● **TASK ITEM**
With nothing added or dropped, copy the data that follows exactly.

● **DATASET ENTRIES**
========
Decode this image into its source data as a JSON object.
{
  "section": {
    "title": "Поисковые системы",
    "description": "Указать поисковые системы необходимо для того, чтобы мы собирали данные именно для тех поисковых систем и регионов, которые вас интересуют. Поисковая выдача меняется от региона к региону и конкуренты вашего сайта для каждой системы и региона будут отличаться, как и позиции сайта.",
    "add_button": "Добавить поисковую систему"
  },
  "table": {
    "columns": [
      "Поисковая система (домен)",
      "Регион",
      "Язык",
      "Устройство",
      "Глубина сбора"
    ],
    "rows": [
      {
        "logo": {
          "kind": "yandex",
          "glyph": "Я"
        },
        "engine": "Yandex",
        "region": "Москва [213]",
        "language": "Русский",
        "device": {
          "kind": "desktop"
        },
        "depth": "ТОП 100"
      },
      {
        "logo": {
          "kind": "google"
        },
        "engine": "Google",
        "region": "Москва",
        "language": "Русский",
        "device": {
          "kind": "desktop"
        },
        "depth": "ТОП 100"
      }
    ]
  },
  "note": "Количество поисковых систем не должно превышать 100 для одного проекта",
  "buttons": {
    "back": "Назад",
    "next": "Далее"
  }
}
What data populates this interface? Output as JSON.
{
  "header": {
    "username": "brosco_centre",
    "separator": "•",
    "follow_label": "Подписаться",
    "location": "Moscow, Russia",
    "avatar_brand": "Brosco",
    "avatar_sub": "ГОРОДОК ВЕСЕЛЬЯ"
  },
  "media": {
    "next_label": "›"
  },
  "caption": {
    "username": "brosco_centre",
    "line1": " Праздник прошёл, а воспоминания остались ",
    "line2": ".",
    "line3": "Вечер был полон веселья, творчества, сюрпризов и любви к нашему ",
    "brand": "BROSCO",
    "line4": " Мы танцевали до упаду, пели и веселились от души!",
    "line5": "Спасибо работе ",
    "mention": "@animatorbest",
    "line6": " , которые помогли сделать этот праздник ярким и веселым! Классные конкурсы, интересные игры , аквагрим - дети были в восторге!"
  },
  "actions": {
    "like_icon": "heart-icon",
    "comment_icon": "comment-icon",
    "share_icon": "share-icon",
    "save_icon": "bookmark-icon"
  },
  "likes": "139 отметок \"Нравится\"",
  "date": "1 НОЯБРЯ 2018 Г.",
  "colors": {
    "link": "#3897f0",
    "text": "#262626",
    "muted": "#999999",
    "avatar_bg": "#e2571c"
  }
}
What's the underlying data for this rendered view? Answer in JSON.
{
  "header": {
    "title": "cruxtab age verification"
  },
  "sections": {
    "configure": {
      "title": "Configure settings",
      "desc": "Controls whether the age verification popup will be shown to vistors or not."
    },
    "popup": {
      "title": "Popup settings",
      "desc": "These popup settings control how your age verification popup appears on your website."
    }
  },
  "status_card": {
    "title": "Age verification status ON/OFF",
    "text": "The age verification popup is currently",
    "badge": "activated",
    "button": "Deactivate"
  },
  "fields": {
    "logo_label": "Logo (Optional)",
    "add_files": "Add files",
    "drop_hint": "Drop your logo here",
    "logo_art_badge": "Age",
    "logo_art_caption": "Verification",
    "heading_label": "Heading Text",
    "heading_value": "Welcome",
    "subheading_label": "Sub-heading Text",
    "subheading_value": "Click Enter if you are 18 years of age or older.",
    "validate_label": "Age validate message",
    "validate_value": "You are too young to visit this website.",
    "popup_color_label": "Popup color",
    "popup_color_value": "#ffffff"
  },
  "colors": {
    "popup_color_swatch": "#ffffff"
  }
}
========
● **EXPECTED ANSWER**
Decode this image into its source data as a JSON object.
{
  "section": {
    "title": "Поисковые системы",
    "description": "Указать поисковые системы необходимо для того, чтобы мы собирали данные именно для тех поисковых систем и регионов, которые вас интересуют. Поисковая выдача меняется от региона к региону и конкуренты вашего сайта для каждой системы и региона будут отличаться, как и позиции сайта.",
    "add_button": "Добавить поисковую систему"
  },
  "table": {
    "columns": [
      "Поисковая система (домен)",
      "Регион",
      "Язык",
      "Устройство",
      "Глубина сбора"
    ],
    "rows": [
      {
        "logo": {
          "kind": "yandex",
          "glyph": "Я"
        },
        "engine": "Yandex",
        "region": "Москва [213]",
        "language": "Русский",
        "device": {
          "kind": "desktop"
        },
        "depth": "ТОП 100"
      },
      {
        "logo": {
          "kind": "google"
        },
        "engine": "Google",
        "region": "Москва",
        "language": "Русский",
        "device": {
          "kind": "desktop"
        },
        "depth": "ТОП 100"
      }
    ]
  },
  "note": "Количество поисковых систем не должно превышать 100 для одного проекта",
  "buttons": {
    "back": "Назад",
    "next": "Далее"
  }
}
What data populates this interface? Output as JSON.
{
  "header": {
    "username": "brosco_centre",
    "separator": "•",
    "follow_label": "Подписаться",
    "location": "Moscow, Russia",
    "avatar_brand": "Brosco",
    "avatar_sub": "ГОРОДОК ВЕСЕЛЬЯ"
  },
  "media": {
    "next_label": "›"
  },
  "caption": {
    "username": "brosco_centre",
    "line1": " Праздник прошёл, а воспоминания остались ",
    "line2": ".",
    "line3": "Вечер был полон веселья, творчества, сюрпризов и любви к нашему ",
    "brand": "BROSCO",
    "line4": " Мы танцевали до упаду, пели и веселились от души!",
    "line5": "Спасибо работе ",
    "mention": "@animatorbest",
    "line6": " , которые помогли сделать этот праздник ярким и веселым! Классные конкурсы, интересные игры , аквагрим - дети были в восторге!"
  },
  "actions": {
    "like_icon": "heart-icon",
    "comment_icon": "comment-icon",
    "share_icon": "share-icon",
    "save_icon": "bookmark-icon"
  },
  "likes": "139 отметок \"Нравится\"",
  "date": "1 НОЯБРЯ 2018 Г.",
  "colors": {
    "link": "#3897f0",
    "text": "#262626",
    "muted": "#999999",
    "avatar_bg": "#e2571c"
  }
}
What's the underlying data for this rendered view? Answer in JSON.
{
  "header": {
    "title": "cruxtab age verification"
  },
  "sections": {
    "configure": {
      "title": "Configure settings",
      "desc": "Controls whether the age verification popup will be shown to vistors or not."
    },
    "popup": {
      "title": "Popup settings",
      "desc": "These popup settings control how your age verification popup appears on your website."
    }
  },
  "status_card": {
    "title": "Age verification status ON/OFF",
    "text": "The age verification popup is currently",
    "badge": "activated",
    "button": "Deactivate"
  },
  "fields": {
    "logo_label": "Logo (Optional)",
    "add_files": "Add files",
    "drop_hint": "Drop your logo here",
    "logo_art_badge": "Age",
    "logo_art_caption": "Verification",
    "heading_label": "Heading Text",
    "heading_value": "Welcome",
    "subheading_label": "Sub-heading Text",
    "subheading_value": "Click Enter if you are 18 years of age or older.",
    "validate_label": "Age validate message",
    "validate_value": "You are too young to visit this website.",
    "popup_color_label": "Popup color",
    "popup_color_value": "#ffffff"
  },
  "colors": {
    "popup_color_swatch": "#ffffff"
  }
}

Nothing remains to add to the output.